Material shown: Begin

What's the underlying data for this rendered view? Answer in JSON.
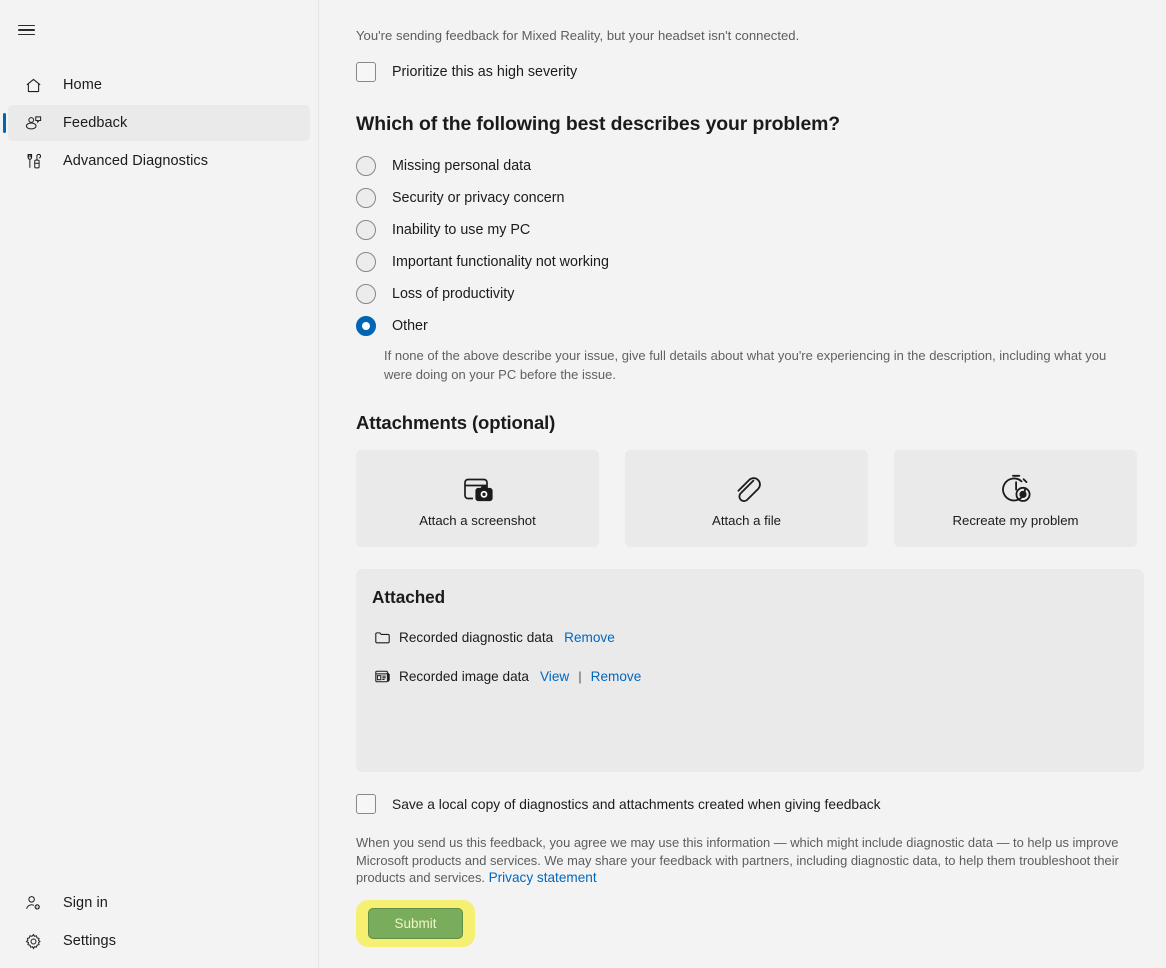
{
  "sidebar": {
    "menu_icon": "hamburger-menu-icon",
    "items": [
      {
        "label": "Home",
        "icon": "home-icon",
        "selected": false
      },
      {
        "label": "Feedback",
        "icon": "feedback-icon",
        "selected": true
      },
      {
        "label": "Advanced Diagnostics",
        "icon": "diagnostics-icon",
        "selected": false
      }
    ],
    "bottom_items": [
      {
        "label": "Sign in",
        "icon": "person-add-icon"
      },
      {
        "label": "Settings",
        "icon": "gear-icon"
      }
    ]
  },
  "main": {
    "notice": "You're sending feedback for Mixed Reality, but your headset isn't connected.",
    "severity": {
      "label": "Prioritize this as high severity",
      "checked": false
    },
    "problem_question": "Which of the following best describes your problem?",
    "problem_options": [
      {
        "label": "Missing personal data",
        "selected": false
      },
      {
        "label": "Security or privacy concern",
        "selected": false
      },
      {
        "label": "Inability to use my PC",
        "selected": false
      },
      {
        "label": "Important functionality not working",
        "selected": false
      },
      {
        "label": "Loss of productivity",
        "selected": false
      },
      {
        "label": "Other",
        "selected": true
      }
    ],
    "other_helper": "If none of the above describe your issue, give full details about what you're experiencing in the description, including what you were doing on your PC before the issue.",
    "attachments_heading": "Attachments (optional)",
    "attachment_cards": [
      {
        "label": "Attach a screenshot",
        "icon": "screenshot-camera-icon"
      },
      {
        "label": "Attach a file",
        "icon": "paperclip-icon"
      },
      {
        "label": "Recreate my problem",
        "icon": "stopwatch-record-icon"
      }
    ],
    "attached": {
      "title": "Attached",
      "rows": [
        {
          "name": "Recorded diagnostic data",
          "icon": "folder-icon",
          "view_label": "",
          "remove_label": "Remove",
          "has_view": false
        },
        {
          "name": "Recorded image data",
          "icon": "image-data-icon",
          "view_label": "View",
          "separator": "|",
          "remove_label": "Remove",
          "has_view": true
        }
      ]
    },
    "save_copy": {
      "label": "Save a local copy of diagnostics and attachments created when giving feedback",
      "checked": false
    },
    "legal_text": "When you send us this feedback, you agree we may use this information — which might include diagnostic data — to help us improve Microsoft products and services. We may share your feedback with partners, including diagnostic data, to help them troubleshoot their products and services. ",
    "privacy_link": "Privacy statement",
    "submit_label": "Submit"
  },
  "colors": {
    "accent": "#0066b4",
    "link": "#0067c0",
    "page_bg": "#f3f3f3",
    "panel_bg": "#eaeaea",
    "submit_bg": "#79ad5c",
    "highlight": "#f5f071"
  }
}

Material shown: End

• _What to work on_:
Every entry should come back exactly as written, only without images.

• _Result below_:
What's the underlying data for this rendered view? Answer in JSON.
{
  "sidebar": {
    "menu_icon": "hamburger-menu-icon",
    "items": [
      {
        "label": "Home",
        "icon": "home-icon",
        "selected": false
      },
      {
        "label": "Feedback",
        "icon": "feedback-icon",
        "selected": true
      },
      {
        "label": "Advanced Diagnostics",
        "icon": "diagnostics-icon",
        "selected": false
      }
    ],
    "bottom_items": [
      {
        "label": "Sign in",
        "icon": "person-add-icon"
      },
      {
        "label": "Settings",
        "icon": "gear-icon"
      }
    ]
  },
  "main": {
    "notice": "You're sending feedback for Mixed Reality, but your headset isn't connected.",
    "severity": {
      "label": "Prioritize this as high severity",
      "checked": false
    },
    "problem_question": "Which of the following best describes your problem?",
    "problem_options": [
      {
        "label": "Missing personal data",
        "selected": false
      },
      {
        "label": "Security or privacy concern",
        "selected": false
      },
      {
        "label": "Inability to use my PC",
        "selected": false
      },
      {
        "label": "Important functionality not working",
        "selected": false
      },
      {
        "label": "Loss of productivity",
        "selected": false
      },
      {
        "label": "Other",
        "selected": true
      }
    ],
    "other_helper": "If none of the above describe your issue, give full details about what you're experiencing in the description, including what you were doing on your PC before the issue.",
    "attachments_heading": "Attachments (optional)",
    "attachment_cards": [
      {
        "label": "Attach a screenshot",
        "icon": "screenshot-camera-icon"
      },
      {
        "label": "Attach a file",
        "icon": "paperclip-icon"
      },
      {
        "label": "Recreate my problem",
        "icon": "stopwatch-record-icon"
      }
    ],
    "attached": {
      "title": "Attached",
      "rows": [
        {
          "name": "Recorded diagnostic data",
          "icon": "folder-icon",
          "view_label": "",
          "remove_label": "Remove",
          "has_view": false
        },
        {
          "name": "Recorded image data",
          "icon": "image-data-icon",
          "view_label": "View",
          "separator": "|",
          "remove_label": "Remove",
          "has_view": true
        }
      ]
    },
    "save_copy": {
      "label": "Save a local copy of diagnostics and attachments created when giving feedback",
      "checked": false
    },
    "legal_text": "When you send us this feedback, you agree we may use this information — which might include diagnostic data — to help us improve Microsoft products and services. We may share your feedback with partners, including diagnostic data, to help them troubleshoot their products and services. ",
    "privacy_link": "Privacy statement",
    "submit_label": "Submit"
  },
  "colors": {
    "accent": "#0066b4",
    "link": "#0067c0",
    "page_bg": "#f3f3f3",
    "panel_bg": "#eaeaea",
    "submit_bg": "#79ad5c",
    "highlight": "#f5f071"
  }
}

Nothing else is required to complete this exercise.